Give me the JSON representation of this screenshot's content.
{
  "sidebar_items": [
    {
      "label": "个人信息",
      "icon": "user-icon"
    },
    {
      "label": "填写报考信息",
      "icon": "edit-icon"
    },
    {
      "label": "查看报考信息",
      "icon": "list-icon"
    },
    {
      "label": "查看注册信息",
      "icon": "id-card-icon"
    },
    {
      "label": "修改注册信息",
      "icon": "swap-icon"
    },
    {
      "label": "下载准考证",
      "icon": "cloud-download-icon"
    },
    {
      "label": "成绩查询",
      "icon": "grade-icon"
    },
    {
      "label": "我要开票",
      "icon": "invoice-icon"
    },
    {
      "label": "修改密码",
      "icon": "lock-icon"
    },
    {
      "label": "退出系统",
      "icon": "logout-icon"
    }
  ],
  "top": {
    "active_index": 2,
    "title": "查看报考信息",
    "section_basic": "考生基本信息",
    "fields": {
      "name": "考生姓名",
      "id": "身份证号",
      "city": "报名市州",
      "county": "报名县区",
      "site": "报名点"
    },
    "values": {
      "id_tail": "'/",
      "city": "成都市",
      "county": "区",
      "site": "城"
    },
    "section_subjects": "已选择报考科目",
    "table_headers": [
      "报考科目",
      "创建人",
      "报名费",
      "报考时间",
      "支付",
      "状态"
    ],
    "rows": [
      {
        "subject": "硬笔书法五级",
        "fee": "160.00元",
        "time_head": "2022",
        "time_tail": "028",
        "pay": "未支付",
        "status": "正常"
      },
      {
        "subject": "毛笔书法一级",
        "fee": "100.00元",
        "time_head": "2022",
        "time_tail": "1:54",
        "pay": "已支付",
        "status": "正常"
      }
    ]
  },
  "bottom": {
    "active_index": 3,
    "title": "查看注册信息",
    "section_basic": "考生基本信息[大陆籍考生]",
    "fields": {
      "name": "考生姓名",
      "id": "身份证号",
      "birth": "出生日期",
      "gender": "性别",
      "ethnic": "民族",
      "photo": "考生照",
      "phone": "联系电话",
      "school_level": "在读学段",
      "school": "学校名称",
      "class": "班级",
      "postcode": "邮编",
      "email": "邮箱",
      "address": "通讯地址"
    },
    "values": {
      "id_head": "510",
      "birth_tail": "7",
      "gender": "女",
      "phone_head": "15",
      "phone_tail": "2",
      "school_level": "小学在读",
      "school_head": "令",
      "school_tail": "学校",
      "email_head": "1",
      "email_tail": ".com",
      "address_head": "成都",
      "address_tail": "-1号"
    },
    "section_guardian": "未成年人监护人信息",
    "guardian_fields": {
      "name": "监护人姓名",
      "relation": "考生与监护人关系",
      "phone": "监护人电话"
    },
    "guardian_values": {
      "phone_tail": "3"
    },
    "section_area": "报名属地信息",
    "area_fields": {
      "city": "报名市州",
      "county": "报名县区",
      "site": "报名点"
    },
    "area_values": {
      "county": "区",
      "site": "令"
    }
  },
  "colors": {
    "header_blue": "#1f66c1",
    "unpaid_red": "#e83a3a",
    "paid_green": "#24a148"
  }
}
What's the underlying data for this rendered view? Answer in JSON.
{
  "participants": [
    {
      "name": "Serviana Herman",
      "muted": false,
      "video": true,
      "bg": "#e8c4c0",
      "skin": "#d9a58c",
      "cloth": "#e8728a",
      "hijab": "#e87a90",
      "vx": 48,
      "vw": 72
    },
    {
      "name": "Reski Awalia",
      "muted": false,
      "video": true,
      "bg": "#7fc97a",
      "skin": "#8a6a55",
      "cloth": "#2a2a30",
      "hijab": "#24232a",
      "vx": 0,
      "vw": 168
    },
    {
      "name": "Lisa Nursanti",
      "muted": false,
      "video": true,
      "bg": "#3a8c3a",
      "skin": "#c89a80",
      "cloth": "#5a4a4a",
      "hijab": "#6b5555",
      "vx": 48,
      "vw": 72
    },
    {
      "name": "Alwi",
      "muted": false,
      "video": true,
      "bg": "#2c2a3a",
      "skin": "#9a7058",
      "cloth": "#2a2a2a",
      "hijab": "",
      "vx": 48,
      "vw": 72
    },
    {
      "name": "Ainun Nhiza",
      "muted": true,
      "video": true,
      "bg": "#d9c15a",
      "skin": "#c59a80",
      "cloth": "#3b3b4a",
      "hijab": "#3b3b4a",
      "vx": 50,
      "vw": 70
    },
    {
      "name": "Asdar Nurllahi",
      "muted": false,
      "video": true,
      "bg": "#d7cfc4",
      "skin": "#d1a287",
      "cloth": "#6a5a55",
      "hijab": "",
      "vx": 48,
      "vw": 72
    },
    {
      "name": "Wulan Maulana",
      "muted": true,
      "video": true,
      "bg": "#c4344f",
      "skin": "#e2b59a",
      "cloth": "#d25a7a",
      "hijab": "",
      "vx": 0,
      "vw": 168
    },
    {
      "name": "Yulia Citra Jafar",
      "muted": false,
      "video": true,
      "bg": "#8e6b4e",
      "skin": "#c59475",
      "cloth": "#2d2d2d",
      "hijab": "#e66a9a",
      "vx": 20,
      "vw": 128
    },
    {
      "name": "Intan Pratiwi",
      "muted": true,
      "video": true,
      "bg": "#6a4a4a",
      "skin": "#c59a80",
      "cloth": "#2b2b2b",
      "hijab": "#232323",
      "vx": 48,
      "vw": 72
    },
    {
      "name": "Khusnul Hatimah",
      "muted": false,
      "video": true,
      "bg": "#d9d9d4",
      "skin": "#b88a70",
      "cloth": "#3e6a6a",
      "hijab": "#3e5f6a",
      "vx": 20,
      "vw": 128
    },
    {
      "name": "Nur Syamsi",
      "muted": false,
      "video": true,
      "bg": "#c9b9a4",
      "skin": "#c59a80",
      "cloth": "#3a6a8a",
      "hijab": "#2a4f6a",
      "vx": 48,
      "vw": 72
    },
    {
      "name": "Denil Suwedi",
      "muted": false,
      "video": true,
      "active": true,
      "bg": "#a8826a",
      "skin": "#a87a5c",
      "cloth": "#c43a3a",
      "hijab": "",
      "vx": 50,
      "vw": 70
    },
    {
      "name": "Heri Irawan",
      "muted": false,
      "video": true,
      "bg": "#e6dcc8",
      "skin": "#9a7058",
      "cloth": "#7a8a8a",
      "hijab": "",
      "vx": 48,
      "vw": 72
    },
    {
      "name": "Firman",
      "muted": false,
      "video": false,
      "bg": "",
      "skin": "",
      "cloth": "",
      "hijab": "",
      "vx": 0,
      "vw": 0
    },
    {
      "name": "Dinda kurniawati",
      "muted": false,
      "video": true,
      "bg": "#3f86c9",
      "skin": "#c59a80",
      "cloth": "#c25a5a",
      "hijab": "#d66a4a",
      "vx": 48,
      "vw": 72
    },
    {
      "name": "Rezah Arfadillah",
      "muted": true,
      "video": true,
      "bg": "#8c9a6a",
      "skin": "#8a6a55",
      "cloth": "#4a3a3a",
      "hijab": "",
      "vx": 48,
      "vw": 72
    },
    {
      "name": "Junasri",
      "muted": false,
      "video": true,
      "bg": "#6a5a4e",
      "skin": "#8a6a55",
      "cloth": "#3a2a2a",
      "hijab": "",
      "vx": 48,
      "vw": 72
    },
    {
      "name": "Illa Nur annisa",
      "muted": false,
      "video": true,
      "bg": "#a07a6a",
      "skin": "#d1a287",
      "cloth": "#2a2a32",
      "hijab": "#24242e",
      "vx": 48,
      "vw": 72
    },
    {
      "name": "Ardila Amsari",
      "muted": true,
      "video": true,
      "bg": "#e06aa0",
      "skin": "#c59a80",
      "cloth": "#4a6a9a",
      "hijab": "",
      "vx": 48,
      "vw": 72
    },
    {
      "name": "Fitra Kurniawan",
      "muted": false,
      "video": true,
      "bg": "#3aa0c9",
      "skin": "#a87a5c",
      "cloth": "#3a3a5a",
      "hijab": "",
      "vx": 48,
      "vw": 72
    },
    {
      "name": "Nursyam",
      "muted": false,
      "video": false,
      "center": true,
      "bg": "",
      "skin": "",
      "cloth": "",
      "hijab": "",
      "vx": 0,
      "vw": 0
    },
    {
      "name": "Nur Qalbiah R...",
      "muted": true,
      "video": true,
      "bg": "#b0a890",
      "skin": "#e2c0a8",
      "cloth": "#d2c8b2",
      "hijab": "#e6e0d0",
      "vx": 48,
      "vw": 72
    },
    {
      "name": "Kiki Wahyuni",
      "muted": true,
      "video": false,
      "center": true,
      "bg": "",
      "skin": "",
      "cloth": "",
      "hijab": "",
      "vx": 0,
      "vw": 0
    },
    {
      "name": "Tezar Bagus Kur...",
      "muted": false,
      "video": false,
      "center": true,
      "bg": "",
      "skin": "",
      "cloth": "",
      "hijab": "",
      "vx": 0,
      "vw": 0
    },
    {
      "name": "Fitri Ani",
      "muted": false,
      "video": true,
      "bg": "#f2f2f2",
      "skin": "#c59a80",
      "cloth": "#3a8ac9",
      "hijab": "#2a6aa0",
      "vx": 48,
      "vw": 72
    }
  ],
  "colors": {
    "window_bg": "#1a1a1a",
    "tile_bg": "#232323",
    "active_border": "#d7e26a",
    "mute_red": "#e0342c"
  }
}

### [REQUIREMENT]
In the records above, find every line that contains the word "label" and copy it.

### [RESPONSE TO THE EXERCISE]
      "label": "个人信息",
      "label": "填写报考信息",
      "label": "查看报考信息",
      "label": "查看注册信息",
      "label": "修改注册信息",
      "label": "下载准考证",
      "label": "成绩查询",
      "label": "我要开票",
      "label": "修改密码",
      "label": "退出系统",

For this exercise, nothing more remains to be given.